So to avoid that, while still getting it hot enough to pasteurize it, hot enough to extract the oils efficiently, I put the hops into the the fermenter that was already sanitized and added 170-175° water and just let that steep for half an hour while I finished the last half an hour of the boil. And then I knocked the wort out right into the tank. So the goal of that is to limit the amount of bitterness that we get from the isomerized hops in the kettle.
. . .
It's got Sabro®, Sultana and Citra® hops in there. That's where its kind of a play on the name where Sabro [for] some people is is kind of polarizing: some people really like it, some people really don't. Definitely has a distinctive, strong character to it, but that is kind of why I like it. But I did mix in that Sultana for some of that pineapple that [it] provides and then some Citra just to kind of back it up.
So it's not way off-the-wall. It's kind of in the line of these New Englands that I'm making where every time I'm changing some stuff up. I have a general structure of the recipe. But, you know, I'll change some things for for one reason or another, mostly with the hops that I'm using and the ways and the amounts, again, to not make them taste the same. But still, each one of the batches I make, I learn something new, something better, how to do the process.
And then the other one that is off-the-wall, that's in my five barrel - it's a double batch - that's actually a sour ale that has peach and apricot puree added to it. And rather than doing a kettle sour where I sour it with bacteria in the kettle or just doing a quick sour where you just add straight lactic acid, there's this new yeast called Philly sour from Lallemand, the dry yeast company that was discovered by the University of the Sciences in Philadelphia.
And they found on a dogwood tree in a cemetery just outside of the school, this particular Lachancea species yeast. So it's not a Saccharomyces yeast, it is a wild yeast, but it happens to do lactic acid fermentation and then switches to ethanol fermentation. So a little sour and ferment in the same tank. It's a not a bacteria. So it's doing just regular sanitizing.
. . .

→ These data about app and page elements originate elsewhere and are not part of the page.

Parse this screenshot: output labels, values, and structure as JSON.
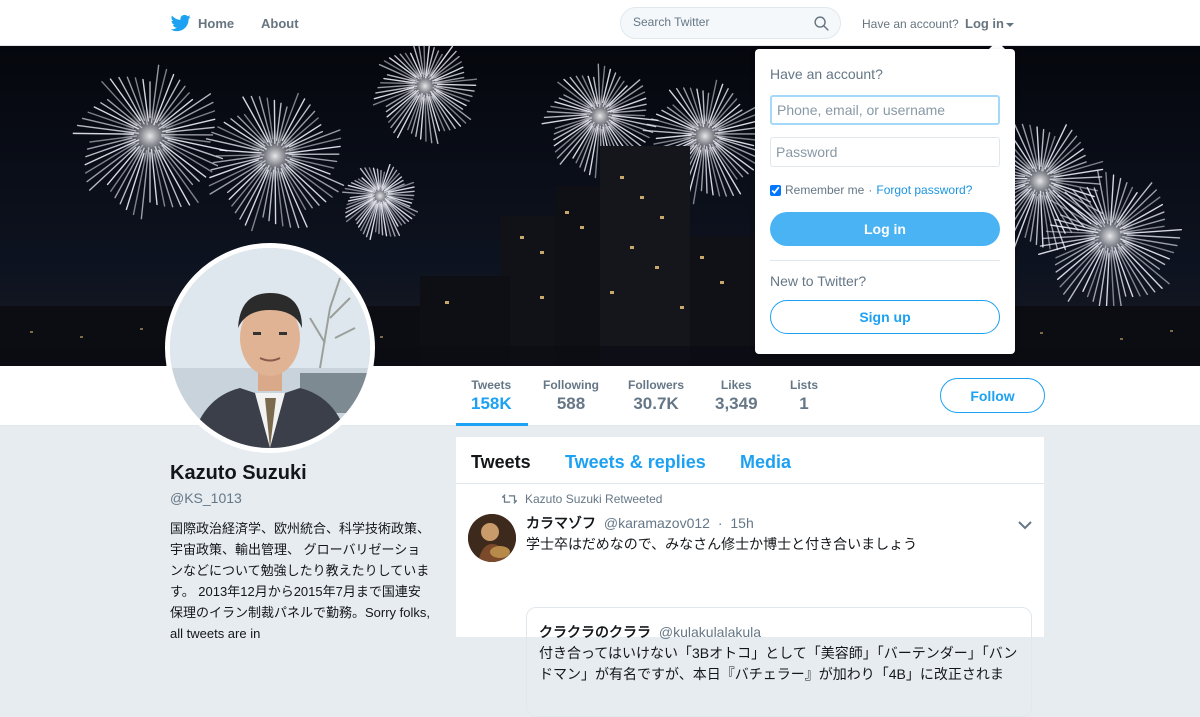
{
  "header": {
    "home_label": "Home",
    "about_label": "About",
    "search_placeholder": "Search Twitter",
    "have_account_text": "Have an account?",
    "login_label": "Log in"
  },
  "login_dropdown": {
    "title": "Have an account?",
    "username_placeholder": "Phone, email, or username",
    "password_placeholder": "Password",
    "remember_label": "Remember me",
    "separator": "·",
    "forgot_label": "Forgot password?",
    "login_button": "Log in",
    "new_text": "New to Twitter?",
    "signup_button": "Sign up"
  },
  "profile": {
    "name": "Kazuto Suzuki",
    "handle": "@KS_1013",
    "bio": "国際政治経済学、欧州統合、科学技術政策、宇宙政策、輸出管理、 グローバリゼーションなどについて勉強したり教えたりしています。 2013年12月から2015年7月まで国連安保理のイラン制裁パネルで勤務。Sorry folks, all tweets are in"
  },
  "stats": [
    {
      "label": "Tweets",
      "value": "158K",
      "active": true
    },
    {
      "label": "Following",
      "value": "588"
    },
    {
      "label": "Followers",
      "value": "30.7K"
    },
    {
      "label": "Likes",
      "value": "3,349"
    },
    {
      "label": "Lists",
      "value": "1"
    }
  ],
  "follow_button": "Follow",
  "timeline": {
    "tabs": [
      "Tweets",
      "Tweets & replies",
      "Media"
    ],
    "tweet": {
      "retweet_label": "Kazuto Suzuki Retweeted",
      "author_name": "カラマゾフ",
      "author_handle": "@karamazov012",
      "dot": "·",
      "time": "15h",
      "text": "学士卒はだめなので、みなさん修士か博士と付き合いましょう",
      "quote": {
        "author_name": "クラクラのクララ",
        "author_handle": "@kulakulalakula",
        "text": "付き合ってはいけない「3Bオトコ」として「美容師」「バーテンダー」「バンドマン」が有名ですが、本日『バチェラー』が加わり「4B」に改正されま"
      }
    }
  },
  "colors": {
    "brand": "#1da1f2",
    "login_button": "#4ab3f4",
    "text_secondary": "#657786"
  },
  "icons": [
    "twitter-bird-icon",
    "search-icon",
    "retweet-icon",
    "chevron-down-icon"
  ]
}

I then added some Oregon fruit, apricot and peach purée to it so it'd be nice and peachy. It's got a nice sourness. It's not a super-duper sour one, but it definitely gives you that pinch in the back of your cheeks when you're drinking it. It's nice, clean - it's just wheat and pilsner, a very simple, basic kind of grain build just to let that yeast and the fruit stand out and the sourness stand out on it.

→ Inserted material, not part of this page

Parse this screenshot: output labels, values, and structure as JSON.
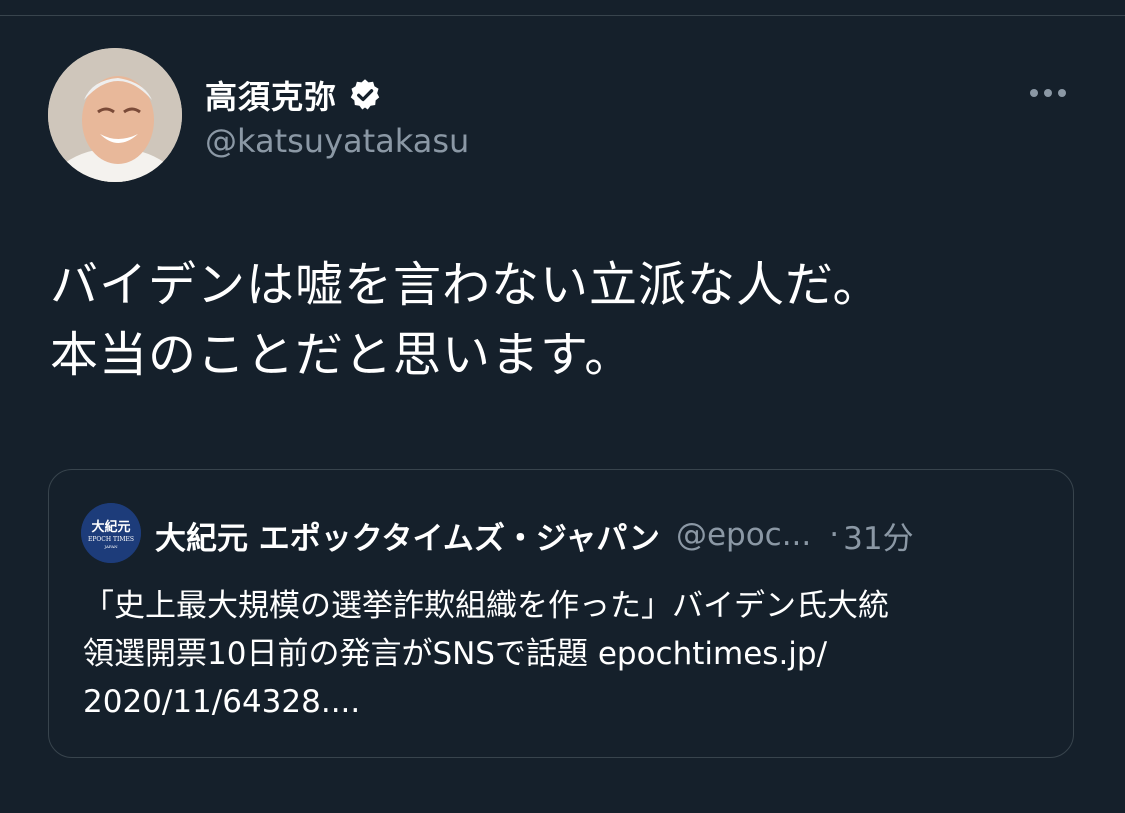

So that one is called "2021: 2020 Part 2". And it actually has pretty funny label on there. My cousin does my labels and my graphic design stuff. He had just come up with this particular label and I came up with the name and it's perfect for everything that we're all going through - just laughing at how fucked up 2020 is and how its been.
It's a little clunky but you basically got to see the label to get it. ... I like to do things that are a bit different, that stand out on the shelf and hopefully get some social media love on it because I think its a pretty awesome label...
It's kind of been the goal for Incinerati from the start is to kind of go, in a way, on the next level of brewing where it's not just, you know, "Clovis Brown" and "San Joaquin River Pale Ale" and stuff. Take a little bit more artistic and creative, a little bit esoteric as a character to it.
If you get to make a living and express youself by doing what you are passionate about - count yourself blessed.
Thank you to Mike Sumaya for sharing his time in order to give us a glimpse into his work. There's a lot to learn from your experiences. Crafted wishes you the best of luck moving out to the new location, and taking the next step on your journey towards brewing for yourself full-time at Incinerati.
Also thank you to you who have read this far - Crafted would be meaningless without you!
As always, feel free to let me know what you think, and tell me what you're drinking.
Take care, until next time 👋